08 March 2021 | News
Singapore scientists discover that asymptomatic SARS-CoV-2 infected individuals don’t have weak antiviral immunity; on the contrary, they mount a highly functional virus-specific cellular immune response
Photo Credit: Freepik
Even though they show no signs of COVID-19, people with asymptomatic infections mount a virus-specific T-cell immune response, scientists at Duke-NUS Medical School and NUS Saw Swee Hock School of Public Health, Singapore, reported in the Journal of Experimental Medicine. The study findings show that these people produce a robust virus-specific T-cell response, which, in combination with antibodies, protects them from developing severe COVID19 disease.

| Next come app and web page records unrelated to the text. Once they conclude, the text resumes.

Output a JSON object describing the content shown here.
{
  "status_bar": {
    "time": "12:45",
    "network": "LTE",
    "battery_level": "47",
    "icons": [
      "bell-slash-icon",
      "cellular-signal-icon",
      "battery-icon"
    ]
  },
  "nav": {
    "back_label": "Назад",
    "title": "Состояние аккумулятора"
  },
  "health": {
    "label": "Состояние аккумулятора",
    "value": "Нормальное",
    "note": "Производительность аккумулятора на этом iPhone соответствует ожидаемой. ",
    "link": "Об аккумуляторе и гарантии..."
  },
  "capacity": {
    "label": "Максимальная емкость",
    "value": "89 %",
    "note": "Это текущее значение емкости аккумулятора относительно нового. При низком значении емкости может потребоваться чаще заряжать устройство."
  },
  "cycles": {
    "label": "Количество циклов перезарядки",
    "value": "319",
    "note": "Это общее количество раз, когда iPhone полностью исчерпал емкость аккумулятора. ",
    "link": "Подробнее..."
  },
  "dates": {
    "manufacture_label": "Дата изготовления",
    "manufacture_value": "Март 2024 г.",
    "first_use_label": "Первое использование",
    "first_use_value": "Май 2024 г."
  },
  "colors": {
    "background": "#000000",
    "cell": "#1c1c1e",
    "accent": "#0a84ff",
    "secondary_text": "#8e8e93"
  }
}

To effectively fight off SARS-CoV-2, the immune system depends on both antibodies and T cells, a type of white blood cell, which work together to eradicate the virus. However, little was known about virus-specific T cells in asymptomatic patients.

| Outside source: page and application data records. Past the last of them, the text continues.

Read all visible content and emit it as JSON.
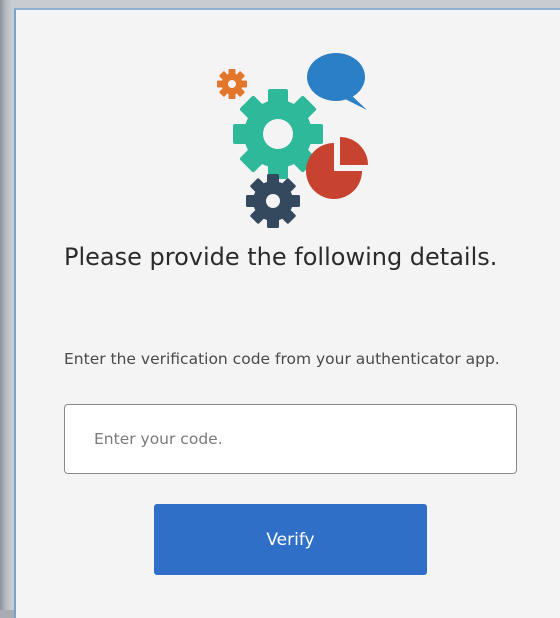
{
  "dialog": {
    "heading": "Please provide the following details.",
    "instruction": "Enter the verification code from your authenticator app.",
    "code_input": {
      "placeholder": "Enter your code.",
      "value": ""
    },
    "verify_label": "Verify"
  },
  "illustration": {
    "icons": [
      "small-gear-icon",
      "speech-bubble-icon",
      "large-gear-icon",
      "pie-chart-icon",
      "dark-gear-icon"
    ],
    "colors": {
      "small_gear": "#e2762a",
      "speech_bubble": "#2b7fc4",
      "large_gear": "#2db99a",
      "pie_chart": "#c8432f",
      "dark_gear": "#34495e"
    }
  },
  "colors": {
    "panel_background": "#f4f4f4",
    "button": "#2f6fc8",
    "button_text": "#ffffff"
  }
}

Researchers selected the asymptomatic individuals from a group of male workers living in a densely populated dormitory in Singapore where SARS-CoV-2 was actively spreading. The symptomatic patients were selected from cohorts of hospitalised COVID-19 patients with mild to severe symptoms, collected and studied by the Singapore General Hospital, National University Hospital and National Centre for Infectious Diseases. By using a test called rapid whole blood T-cell activation assay, they were able to study both the quantity and characteristics of the T-cell response, providing a snapshot of the cellular immunity of both groups.
The study, done in collaboration with Assistant Professor Clarence C. Tam from the NUS Saw Swee Hock School of Public Health, compared the T-cell response in 85 asymptomatic and 75 symptomatic patients who were infected with SARS-CoV-2 around the same time.
The team found that the frequency of T cells recognising different viral proteins of SARS-CoV-2 was similar in both asymptomatic individuals and COVID-19 patients. Yet, their features differed: those patients who were asymptomatic produced higher quantities of IFN gamma and IL-2, which are important for viral control.
This study will hopefully spur greater investment in ways to facilitate and scale T cell analysis so that it, along with antibodies, can become part of any first-line immune response assessment,” said Professor Patrick Casey, Senior Vice-Dean for Research at Duke-NUS.